The long awaited public transport reform in Malta is coming and I have a quick update to all regular readers. The Żonqor area of Marsascala is being served by the new system and the bus 124 drives through Zonqor every 30 minutes taking travellers there to Marsascala Centre or to the Deheb interchange in Żejtun from where they can choose how best to continue their journey. All of these areas will therefore be experiencing a considerable improvement on the connections they enjoy today. To get from Marsaskala to Valletta we have to catch the bus 91. It should be stopping every 10 minutes in the peak times and every 20 minutes out off peak times.
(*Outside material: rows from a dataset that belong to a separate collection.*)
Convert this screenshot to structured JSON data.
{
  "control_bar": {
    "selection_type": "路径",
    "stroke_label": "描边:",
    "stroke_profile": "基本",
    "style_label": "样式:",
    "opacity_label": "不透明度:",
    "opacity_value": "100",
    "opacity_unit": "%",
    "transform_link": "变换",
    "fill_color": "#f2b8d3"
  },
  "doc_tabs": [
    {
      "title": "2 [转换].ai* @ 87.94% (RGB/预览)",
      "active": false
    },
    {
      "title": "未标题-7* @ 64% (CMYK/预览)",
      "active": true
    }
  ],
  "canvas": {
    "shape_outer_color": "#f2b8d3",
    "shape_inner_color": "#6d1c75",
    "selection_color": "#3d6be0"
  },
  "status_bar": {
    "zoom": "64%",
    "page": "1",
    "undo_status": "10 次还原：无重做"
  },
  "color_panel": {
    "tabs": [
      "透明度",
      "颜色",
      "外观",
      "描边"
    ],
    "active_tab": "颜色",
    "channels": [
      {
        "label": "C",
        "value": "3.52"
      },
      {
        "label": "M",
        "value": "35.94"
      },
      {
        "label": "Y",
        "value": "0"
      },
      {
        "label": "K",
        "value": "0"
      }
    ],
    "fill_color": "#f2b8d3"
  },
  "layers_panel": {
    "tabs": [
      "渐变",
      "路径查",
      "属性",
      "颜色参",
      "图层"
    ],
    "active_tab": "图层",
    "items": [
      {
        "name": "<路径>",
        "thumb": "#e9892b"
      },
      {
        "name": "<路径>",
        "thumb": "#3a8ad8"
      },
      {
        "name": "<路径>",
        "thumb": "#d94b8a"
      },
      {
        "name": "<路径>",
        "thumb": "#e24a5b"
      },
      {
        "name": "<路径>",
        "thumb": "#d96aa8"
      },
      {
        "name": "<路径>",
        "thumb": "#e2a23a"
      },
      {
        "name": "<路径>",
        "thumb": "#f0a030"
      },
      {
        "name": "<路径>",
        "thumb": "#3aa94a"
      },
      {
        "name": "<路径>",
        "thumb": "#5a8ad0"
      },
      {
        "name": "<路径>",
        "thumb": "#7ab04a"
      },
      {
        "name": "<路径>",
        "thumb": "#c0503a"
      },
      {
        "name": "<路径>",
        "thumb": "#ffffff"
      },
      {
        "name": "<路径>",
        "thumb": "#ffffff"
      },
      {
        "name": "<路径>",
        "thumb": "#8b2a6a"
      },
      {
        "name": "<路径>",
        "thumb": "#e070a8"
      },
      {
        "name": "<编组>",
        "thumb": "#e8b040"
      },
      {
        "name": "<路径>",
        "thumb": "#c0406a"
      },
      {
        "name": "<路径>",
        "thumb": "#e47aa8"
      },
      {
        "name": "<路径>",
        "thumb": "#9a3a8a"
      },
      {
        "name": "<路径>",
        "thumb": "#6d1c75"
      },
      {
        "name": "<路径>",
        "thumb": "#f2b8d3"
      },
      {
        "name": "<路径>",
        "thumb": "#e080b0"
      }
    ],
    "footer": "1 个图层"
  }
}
Here you can see the bus 91 schedule.
Local quarrymen refer to the easily worked Globigerina Limestone as franka; the harder-wearing coralline limestones are called zonqor. Both were widely used in the building of the islands’ massive fortifications. FIRST QUALITY LIMESTONE (local name Gebel tal Qammi or Zonqor tal-Prima) It is a hard, non-porous, recrystallized and polishable limestone or marble. Varies in colour from white, yellow and brownish to reddish and greenish. SECOND QUALITY LIMESTONE (local name Zonqor tas-Seconda) It is a hard, porous, recrystallized and polishable limestone or marble. It also varies in colour as does the first quality limestone. However, it is softer and less resistant to weather. Both qualities have been used for floors, pavements, steps and foundations, and laid in blocks; today they are used only as raw material for manufacturing aggregates.